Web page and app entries
==*==
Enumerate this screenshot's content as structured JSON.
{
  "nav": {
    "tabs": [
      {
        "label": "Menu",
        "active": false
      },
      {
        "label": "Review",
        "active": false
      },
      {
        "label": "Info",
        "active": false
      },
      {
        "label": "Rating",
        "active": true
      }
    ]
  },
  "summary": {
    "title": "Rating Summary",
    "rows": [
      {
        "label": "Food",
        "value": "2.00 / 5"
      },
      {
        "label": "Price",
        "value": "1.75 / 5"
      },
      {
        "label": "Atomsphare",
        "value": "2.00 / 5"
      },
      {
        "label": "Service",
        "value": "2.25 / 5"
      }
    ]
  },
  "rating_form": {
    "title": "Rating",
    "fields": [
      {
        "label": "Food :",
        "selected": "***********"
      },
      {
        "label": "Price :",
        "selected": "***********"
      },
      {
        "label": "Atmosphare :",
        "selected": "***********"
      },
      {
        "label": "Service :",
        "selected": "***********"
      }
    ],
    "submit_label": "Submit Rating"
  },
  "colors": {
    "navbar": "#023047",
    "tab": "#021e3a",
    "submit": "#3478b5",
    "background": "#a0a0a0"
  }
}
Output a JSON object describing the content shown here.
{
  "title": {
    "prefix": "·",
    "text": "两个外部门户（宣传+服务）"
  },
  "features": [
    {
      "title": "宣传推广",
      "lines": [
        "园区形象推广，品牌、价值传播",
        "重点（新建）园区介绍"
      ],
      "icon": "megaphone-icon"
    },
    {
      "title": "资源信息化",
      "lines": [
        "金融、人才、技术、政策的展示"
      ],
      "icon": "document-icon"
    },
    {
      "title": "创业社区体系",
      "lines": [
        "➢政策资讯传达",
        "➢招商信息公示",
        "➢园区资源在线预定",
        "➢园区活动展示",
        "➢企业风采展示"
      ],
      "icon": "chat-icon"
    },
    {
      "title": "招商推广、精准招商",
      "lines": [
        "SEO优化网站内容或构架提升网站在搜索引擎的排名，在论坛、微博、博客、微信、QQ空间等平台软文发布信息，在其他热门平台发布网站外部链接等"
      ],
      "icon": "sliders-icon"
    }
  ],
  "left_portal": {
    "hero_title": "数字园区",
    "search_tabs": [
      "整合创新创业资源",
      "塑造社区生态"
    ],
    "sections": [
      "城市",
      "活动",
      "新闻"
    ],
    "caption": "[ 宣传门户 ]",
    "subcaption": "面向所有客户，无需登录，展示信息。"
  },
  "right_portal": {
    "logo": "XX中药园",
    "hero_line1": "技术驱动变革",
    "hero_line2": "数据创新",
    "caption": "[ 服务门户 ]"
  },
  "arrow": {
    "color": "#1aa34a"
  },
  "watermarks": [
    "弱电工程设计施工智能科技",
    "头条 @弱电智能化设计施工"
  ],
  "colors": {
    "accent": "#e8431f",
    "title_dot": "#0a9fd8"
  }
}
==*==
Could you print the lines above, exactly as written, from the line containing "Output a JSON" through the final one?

### [Solution below]
Output a JSON object describing the content shown here.
{
  "title": {
    "prefix": "·",
    "text": "两个外部门户（宣传+服务）"
  },
  "features": [
    {
      "title": "宣传推广",
      "lines": [
        "园区形象推广，品牌、价值传播",
        "重点（新建）园区介绍"
      ],
      "icon": "megaphone-icon"
    },
    {
      "title": "资源信息化",
      "lines": [
        "金融、人才、技术、政策的展示"
      ],
      "icon": "document-icon"
    },
    {
      "title": "创业社区体系",
      "lines": [
        "➢政策资讯传达",
        "➢招商信息公示",
        "➢园区资源在线预定",
        "➢园区活动展示",
        "➢企业风采展示"
      ],
      "icon": "chat-icon"
    },
    {
      "title": "招商推广、精准招商",
      "lines": [
        "SEO优化网站内容或构架提升网站在搜索引擎的排名，在论坛、微博、博客、微信、QQ空间等平台软文发布信息，在其他热门平台发布网站外部链接等"
      ],
      "icon": "sliders-icon"
    }
  ],
  "left_portal": {
    "hero_title": "数字园区",
    "search_tabs": [
      "整合创新创业资源",
      "塑造社区生态"
    ],
    "sections": [
      "城市",
      "活动",
      "新闻"
    ],
    "caption": "[ 宣传门户 ]",
    "subcaption": "面向所有客户，无需登录，展示信息。"
  },
  "right_portal": {
    "logo": "XX中药园",
    "hero_line1": "技术驱动变革",
    "hero_line2": "数据创新",
    "caption": "[ 服务门户 ]"
  },
  "arrow": {
    "color": "#1aa34a"
  },
  "watermarks": [
    "弱电工程设计施工智能科技",
    "头条 @弱电智能化设计施工"
  ],
  "colors": {
    "accent": "#e8431f",
    "title_dot": "#0a9fd8"
  }
}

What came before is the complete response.